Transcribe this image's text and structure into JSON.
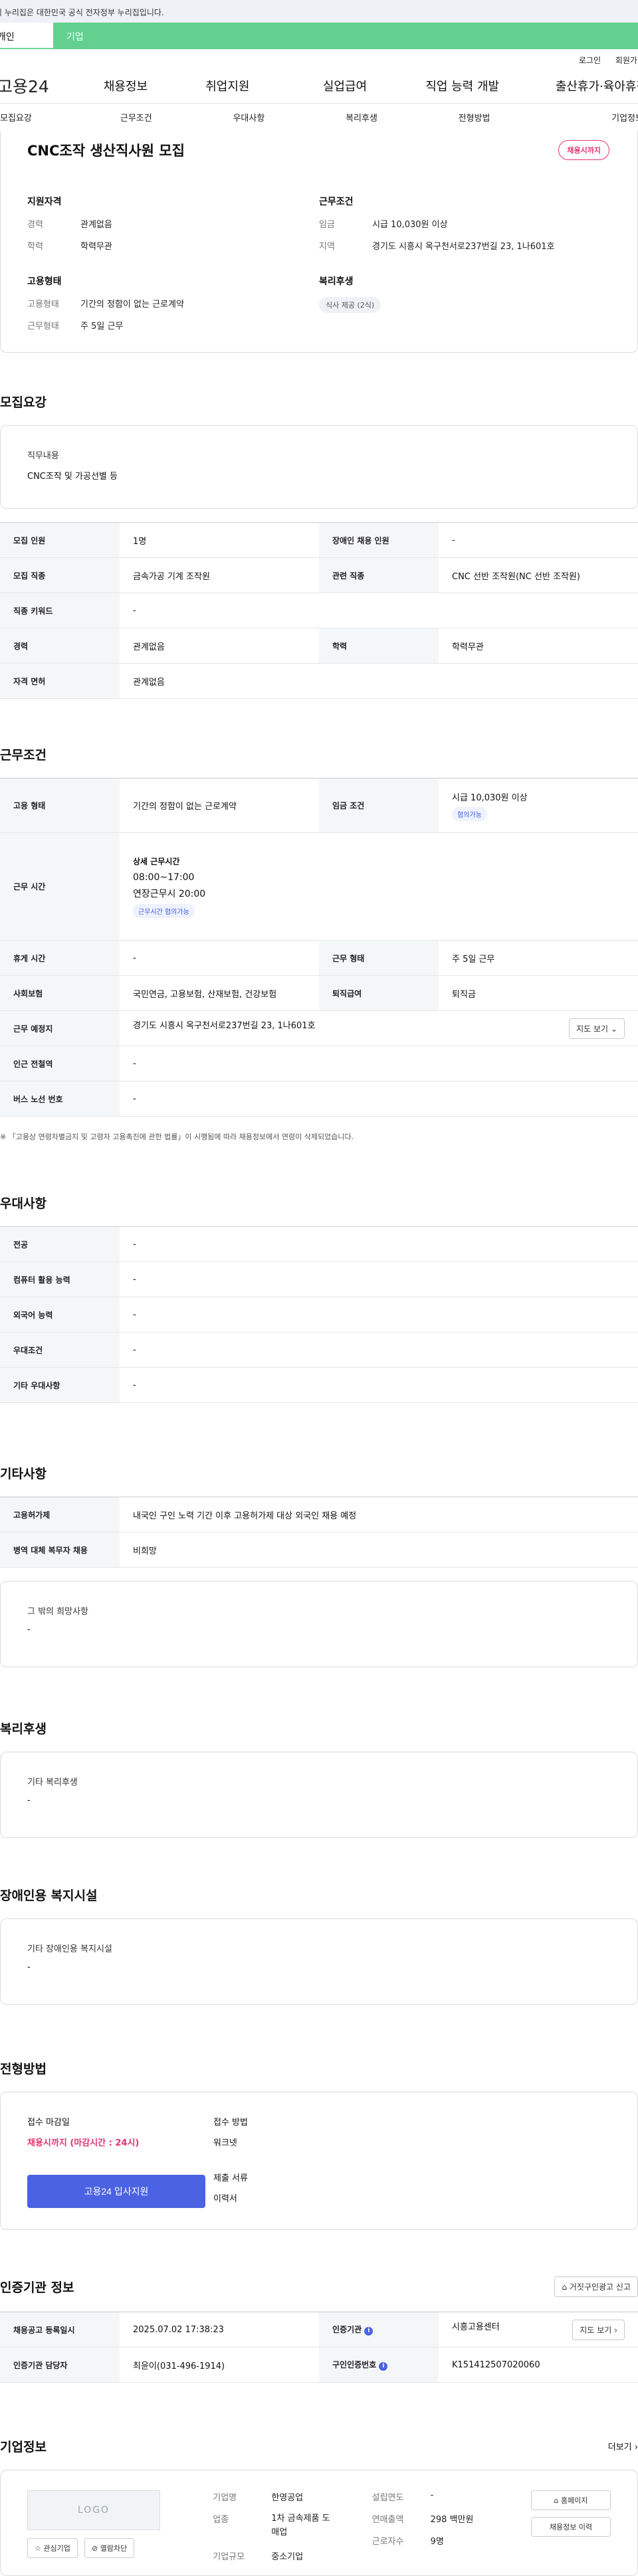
{
  "notice": "이 누리집은 대한민국 공식 전자정부 누리집입니다.",
  "tabs": {
    "individual": "개인",
    "corporate": "기업"
  },
  "util": {
    "login": "로그인",
    "signup": "회원가입"
  },
  "gnb": {
    "logo": "고용24",
    "items": [
      "채용정보",
      "취업지원",
      "실업급여",
      "직업 능력 개발",
      "출산휴가·육아휴직"
    ]
  },
  "lnb": [
    "모집요강",
    "근무조건",
    "우대사항",
    "복리후생",
    "전형방법",
    "기업정보"
  ],
  "job": {
    "title": "CNC조작 생산직사원 모집",
    "status": "채용시까지",
    "qual_title": "지원자격",
    "career_k": "경력",
    "career_v": "관계없음",
    "edu_k": "학력",
    "edu_v": "학력무관",
    "emp_title": "고용형태",
    "emptype_k": "고용형태",
    "emptype_v": "기간의 정함이 없는 근로계약",
    "worktype_k": "근무형태",
    "worktype_v": "주 5일 근무",
    "cond_title": "근무조건",
    "wage_k": "임금",
    "wage_v": "시급 10,030원 이상",
    "region_k": "지역",
    "region_v": "경기도 시흥시 옥구천서로237번길 23, 1나601호",
    "welfare_title": "복리후생",
    "welfare_tag": "식사 제공 (2식)"
  },
  "recruit": {
    "title": "모집요강",
    "duty_h": "직무내용",
    "duty_v": "CNC조작 및 가공선별 등",
    "rows": [
      [
        "모집 인원",
        "1명",
        "장애인 채용 인원",
        "-"
      ],
      [
        "모집 직종",
        "금속가공 기계 조작원",
        "관련 직종",
        "CNC 선반 조작원(NC 선반 조작원)"
      ],
      [
        "직종 키워드",
        "-",
        "",
        ""
      ],
      [
        "경력",
        "관계없음",
        "학력",
        "학력무관"
      ],
      [
        "자격 면허",
        "관계없음",
        "",
        ""
      ]
    ]
  },
  "work": {
    "title": "근무조건",
    "emp_h": "고용 형태",
    "emp_v": "기간의 정함이 없는 근로계약",
    "wage_h": "임금 조건",
    "wage_v": "시급 10,030원 이상",
    "wage_tag": "협의가능",
    "time_h": "근무 시간",
    "time_detail": "상세 근무시간",
    "time_v": "08:00~17:00",
    "time_extra": "연장근무시 20:00",
    "time_tag": "근무시간 협의가능",
    "rest_h": "휴게 시간",
    "rest_v": "-",
    "form_h": "근무 형태",
    "form_v": "주 5일 근무",
    "ins_h": "사회보험",
    "ins_v": "국민연금, 고용보험, 산재보험, 건강보험",
    "ret_h": "퇴직급여",
    "ret_v": "퇴직금",
    "place_h": "근무 예정지",
    "place_v": "경기도 시흥시 옥구천서로237번길 23, 1나601호",
    "map_btn": "지도 보기",
    "subway_h": "인근 전철역",
    "subway_v": "-",
    "bus_h": "버스 노선 번호",
    "bus_v": "-",
    "footnote": "※ 「고용상 연령차별금지 및 고령자 고용촉진에 관한 법률」이 시행됨에 따라 채용정보에서 연령이 삭제되었습니다."
  },
  "pref": {
    "title": "우대사항",
    "rows": [
      [
        "전공",
        "-"
      ],
      [
        "컴퓨터 활용 능력",
        "-"
      ],
      [
        "외국어 능력",
        "-"
      ],
      [
        "우대조건",
        "-"
      ],
      [
        "기타 우대사항",
        "-"
      ]
    ]
  },
  "etc": {
    "title": "기타사항",
    "rows": [
      [
        "고용허가제",
        "내국인 구인 노력 기간 이후 고용허가제 대상 외국인 채용 예정"
      ],
      [
        "병역 대체 복무자 채용",
        "비희망"
      ]
    ],
    "other_h": "그 밖의 희망사항",
    "other_v": "-"
  },
  "welfare": {
    "title": "복리후생",
    "h": "기타 복리후생",
    "v": "-"
  },
  "disabled": {
    "title": "장애인용 복지시설",
    "h": "기타 장애인용 복지시설",
    "v": "-"
  },
  "process": {
    "title": "전형방법",
    "deadline_h": "접수 마감일",
    "deadline_v": "채용시까지 (마감시간 : 24시)",
    "apply_btn": "고용24 입사지원",
    "method_h": "접수 방법",
    "method_v": "워크넷",
    "docs_h": "제출 서류",
    "docs_v": "이력서"
  },
  "agency": {
    "title": "인증기관 정보",
    "report_btn": "거짓구인광고 신고",
    "reg_h": "채용공고 등록일시",
    "reg_v": "2025.07.02 17:38:23",
    "org_h": "인증기관",
    "org_v": "시흥고용센터",
    "map_btn": "지도 보기",
    "mgr_h": "인증기관 담당자",
    "mgr_v": "최윤이(031-496-1914)",
    "num_h": "구인인증번호",
    "num_v": "K151412507020060"
  },
  "company": {
    "title": "기업정보",
    "more": "더보기",
    "logo": "LOGO",
    "fav_btn": "관심기업",
    "block_btn": "열람차단",
    "name_k": "기업명",
    "name_v": "한영공업",
    "ind_k": "업종",
    "ind_v": "1차 금속제품 도매업",
    "size_k": "기업규모",
    "size_v": "중소기업",
    "est_k": "설립연도",
    "est_v": "-",
    "sales_k": "연매출액",
    "sales_v": "298 백만원",
    "emp_k": "근로자수",
    "emp_v": "9명",
    "home_btn": "홈페이지",
    "list_btn": "채용정보 이력"
  }
}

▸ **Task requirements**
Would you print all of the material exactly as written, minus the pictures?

▸ **Response area**
Transcribe this image's text and structure into JSON.
{
  "notice": "이 누리집은 대한민국 공식 전자정부 누리집입니다.",
  "tabs": {
    "individual": "개인",
    "corporate": "기업"
  },
  "util": {
    "login": "로그인",
    "signup": "회원가입"
  },
  "gnb": {
    "logo": "고용24",
    "items": [
      "채용정보",
      "취업지원",
      "실업급여",
      "직업 능력 개발",
      "출산휴가·육아휴직"
    ]
  },
  "lnb": [
    "모집요강",
    "근무조건",
    "우대사항",
    "복리후생",
    "전형방법",
    "기업정보"
  ],
  "job": {
    "title": "CNC조작 생산직사원 모집",
    "status": "채용시까지",
    "qual_title": "지원자격",
    "career_k": "경력",
    "career_v": "관계없음",
    "edu_k": "학력",
    "edu_v": "학력무관",
    "emp_title": "고용형태",
    "emptype_k": "고용형태",
    "emptype_v": "기간의 정함이 없는 근로계약",
    "worktype_k": "근무형태",
    "worktype_v": "주 5일 근무",
    "cond_title": "근무조건",
    "wage_k": "임금",
    "wage_v": "시급 10,030원 이상",
    "region_k": "지역",
    "region_v": "경기도 시흥시 옥구천서로237번길 23, 1나601호",
    "welfare_title": "복리후생",
    "welfare_tag": "식사 제공 (2식)"
  },
  "recruit": {
    "title": "모집요강",
    "duty_h": "직무내용",
    "duty_v": "CNC조작 및 가공선별 등",
    "rows": [
      [
        "모집 인원",
        "1명",
        "장애인 채용 인원",
        "-"
      ],
      [
        "모집 직종",
        "금속가공 기계 조작원",
        "관련 직종",
        "CNC 선반 조작원(NC 선반 조작원)"
      ],
      [
        "직종 키워드",
        "-",
        "",
        ""
      ],
      [
        "경력",
        "관계없음",
        "학력",
        "학력무관"
      ],
      [
        "자격 면허",
        "관계없음",
        "",
        ""
      ]
    ]
  },
  "work": {
    "title": "근무조건",
    "emp_h": "고용 형태",
    "emp_v": "기간의 정함이 없는 근로계약",
    "wage_h": "임금 조건",
    "wage_v": "시급 10,030원 이상",
    "wage_tag": "협의가능",
    "time_h": "근무 시간",
    "time_detail": "상세 근무시간",
    "time_v": "08:00~17:00",
    "time_extra": "연장근무시 20:00",
    "time_tag": "근무시간 협의가능",
    "rest_h": "휴게 시간",
    "rest_v": "-",
    "form_h": "근무 형태",
    "form_v": "주 5일 근무",
    "ins_h": "사회보험",
    "ins_v": "국민연금, 고용보험, 산재보험, 건강보험",
    "ret_h": "퇴직급여",
    "ret_v": "퇴직금",
    "place_h": "근무 예정지",
    "place_v": "경기도 시흥시 옥구천서로237번길 23, 1나601호",
    "map_btn": "지도 보기",
    "subway_h": "인근 전철역",
    "subway_v": "-",
    "bus_h": "버스 노선 번호",
    "bus_v": "-",
    "footnote": "※ 「고용상 연령차별금지 및 고령자 고용촉진에 관한 법률」이 시행됨에 따라 채용정보에서 연령이 삭제되었습니다."
  },
  "pref": {
    "title": "우대사항",
    "rows": [
      [
        "전공",
        "-"
      ],
      [
        "컴퓨터 활용 능력",
        "-"
      ],
      [
        "외국어 능력",
        "-"
      ],
      [
        "우대조건",
        "-"
      ],
      [
        "기타 우대사항",
        "-"
      ]
    ]
  },
  "etc": {
    "title": "기타사항",
    "rows": [
      [
        "고용허가제",
        "내국인 구인 노력 기간 이후 고용허가제 대상 외국인 채용 예정"
      ],
      [
        "병역 대체 복무자 채용",
        "비희망"
      ]
    ],
    "other_h": "그 밖의 희망사항",
    "other_v": "-"
  },
  "welfare": {
    "title": "복리후생",
    "h": "기타 복리후생",
    "v": "-"
  },
  "disabled": {
    "title": "장애인용 복지시설",
    "h": "기타 장애인용 복지시설",
    "v": "-"
  },
  "process": {
    "title": "전형방법",
    "deadline_h": "접수 마감일",
    "deadline_v": "채용시까지 (마감시간 : 24시)",
    "apply_btn": "고용24 입사지원",
    "method_h": "접수 방법",
    "method_v": "워크넷",
    "docs_h": "제출 서류",
    "docs_v": "이력서"
  },
  "agency": {
    "title": "인증기관 정보",
    "report_btn": "거짓구인광고 신고",
    "reg_h": "채용공고 등록일시",
    "reg_v": "2025.07.02 17:38:23",
    "org_h": "인증기관",
    "org_v": "시흥고용센터",
    "map_btn": "지도 보기",
    "mgr_h": "인증기관 담당자",
    "mgr_v": "최윤이(031-496-1914)",
    "num_h": "구인인증번호",
    "num_v": "K151412507020060"
  },
  "company": {
    "title": "기업정보",
    "more": "더보기",
    "logo": "LOGO",
    "fav_btn": "관심기업",
    "block_btn": "열람차단",
    "name_k": "기업명",
    "name_v": "한영공업",
    "ind_k": "업종",
    "ind_v": "1차 금속제품 도매업",
    "size_k": "기업규모",
    "size_v": "중소기업",
    "est_k": "설립연도",
    "est_v": "-",
    "sales_k": "연매출액",
    "sales_v": "298 백만원",
    "emp_k": "근로자수",
    "emp_v": "9명",
    "home_btn": "홈페이지",
    "list_btn": "채용정보 이력"
  }
}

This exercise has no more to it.